Willamette River Wild Fish
NEDC et al V. US Army Corps of Engineers and National Marine Fisheries Service
September 1, 2021
September 1, 2021 – U.S. District Judge Marco Hernandez issued a final opinion and order directing the U.S. Army Corps of Engineers and National Marine Fisheries Service to immediately undertake new measures at dams in the Willamette basin to prevent the extinction of threatened Upper Willamette River wild spring Chinook salmon and winter steelhead.
In the final order, Judge Hernandez found that these measures were necessary because, “[a]s evinced by the listed species’ continuing decline, the Corps’ failure to provide adequate fish passage and mitigate water quality issues is causing substantial, irreparable harm to the salmonids.”
March 13, 2018 – Advocates for the West filed suit against the US Army Corps of Engineers and National Marine Fisheries Service. Our suit challenges agency operation and maintenance of the Willamette River Basin Flood Control Project (Willamette Project) for violating the Endangered Species Act. The current operation of the Willamette Project’s dams and reservoirs cause significant harm to Upper Willamette River Chinook salmon and steelhead by blocking hundreds of miles of spawning habitat and degrading water quality and habitat downstream of the dams.
November 2, 2017 – Advocates for the West warned federal water managers of our intent to sue to protect threatened Upper Willamette River Chinook and steelhead from harm caused by numerous dams throughout the Upper Willamette River basin in Oregon. We warned the Corps that the agency must do more to protect these imperiled species from extinction.
Historically, around 300,000 Chinook and 200,000 steelhead made their way up Willamette Falls to spawn in the upper river basins. This year, an estimated 5,000 Chinook and 822 steelhead returned – 99% less than historical numbers. A major cause of the species’ precipitous decline is the Corps’ operation of thirteen dams on the Upper Willamette River and its tributaries. These tall dams and their large reservoirs block up to 90% of spawning habitat on some rivers and make it nearly impossible for fish to migrate up and downstream.
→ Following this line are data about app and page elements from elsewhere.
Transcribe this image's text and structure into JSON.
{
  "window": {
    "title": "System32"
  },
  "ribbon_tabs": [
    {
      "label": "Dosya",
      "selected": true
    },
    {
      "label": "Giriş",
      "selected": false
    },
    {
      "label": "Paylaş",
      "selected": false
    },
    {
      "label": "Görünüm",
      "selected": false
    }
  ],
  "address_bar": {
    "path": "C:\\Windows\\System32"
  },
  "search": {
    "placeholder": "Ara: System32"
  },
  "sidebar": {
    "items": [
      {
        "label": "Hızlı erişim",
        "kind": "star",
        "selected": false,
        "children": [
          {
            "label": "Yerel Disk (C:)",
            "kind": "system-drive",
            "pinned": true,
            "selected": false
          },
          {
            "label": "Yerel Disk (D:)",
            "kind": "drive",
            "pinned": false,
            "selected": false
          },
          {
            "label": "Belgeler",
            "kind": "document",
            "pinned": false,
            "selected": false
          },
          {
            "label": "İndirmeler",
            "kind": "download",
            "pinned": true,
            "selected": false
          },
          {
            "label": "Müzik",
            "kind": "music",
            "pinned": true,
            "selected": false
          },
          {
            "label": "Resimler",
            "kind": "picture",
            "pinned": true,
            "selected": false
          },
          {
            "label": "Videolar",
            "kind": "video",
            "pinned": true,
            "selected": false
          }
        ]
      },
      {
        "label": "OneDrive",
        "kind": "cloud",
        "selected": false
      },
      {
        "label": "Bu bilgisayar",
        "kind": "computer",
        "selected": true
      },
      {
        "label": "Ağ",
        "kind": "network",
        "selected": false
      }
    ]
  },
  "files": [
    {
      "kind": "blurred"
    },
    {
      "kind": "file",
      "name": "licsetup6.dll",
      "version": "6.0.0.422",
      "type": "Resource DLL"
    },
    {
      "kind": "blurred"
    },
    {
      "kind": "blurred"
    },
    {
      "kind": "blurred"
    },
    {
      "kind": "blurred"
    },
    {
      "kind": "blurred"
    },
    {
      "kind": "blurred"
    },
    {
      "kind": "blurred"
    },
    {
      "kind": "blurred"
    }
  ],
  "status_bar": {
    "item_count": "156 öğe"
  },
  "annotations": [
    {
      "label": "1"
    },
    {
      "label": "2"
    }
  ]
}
In 2008, the National Marine Fisheries Service (NMFS) determined that the Corps was likely to jeopardize the survival and recovery of these threatened fish species unless the agency made substantial changes to its dams, reservoirs, water management, and hatcheries. While the Corps has made some progress, it has delayed or missed key deadlines to improve conditions for these fish, most notably requirements to provide downstream passage for juvenile fish through the agency’s dams and reservoirs. As a result, these species have slipped even closer to extinction. We are asking the Corps to work expeditiously with NMFS to develop a new plan to reform dam management in the basin before it is too late to save these iconic species.
If the Corps fails to take action in response to our notice letter within 60 days, we will keep fighting by filing suit to protect these imperiled wild fish from the threat of extinction.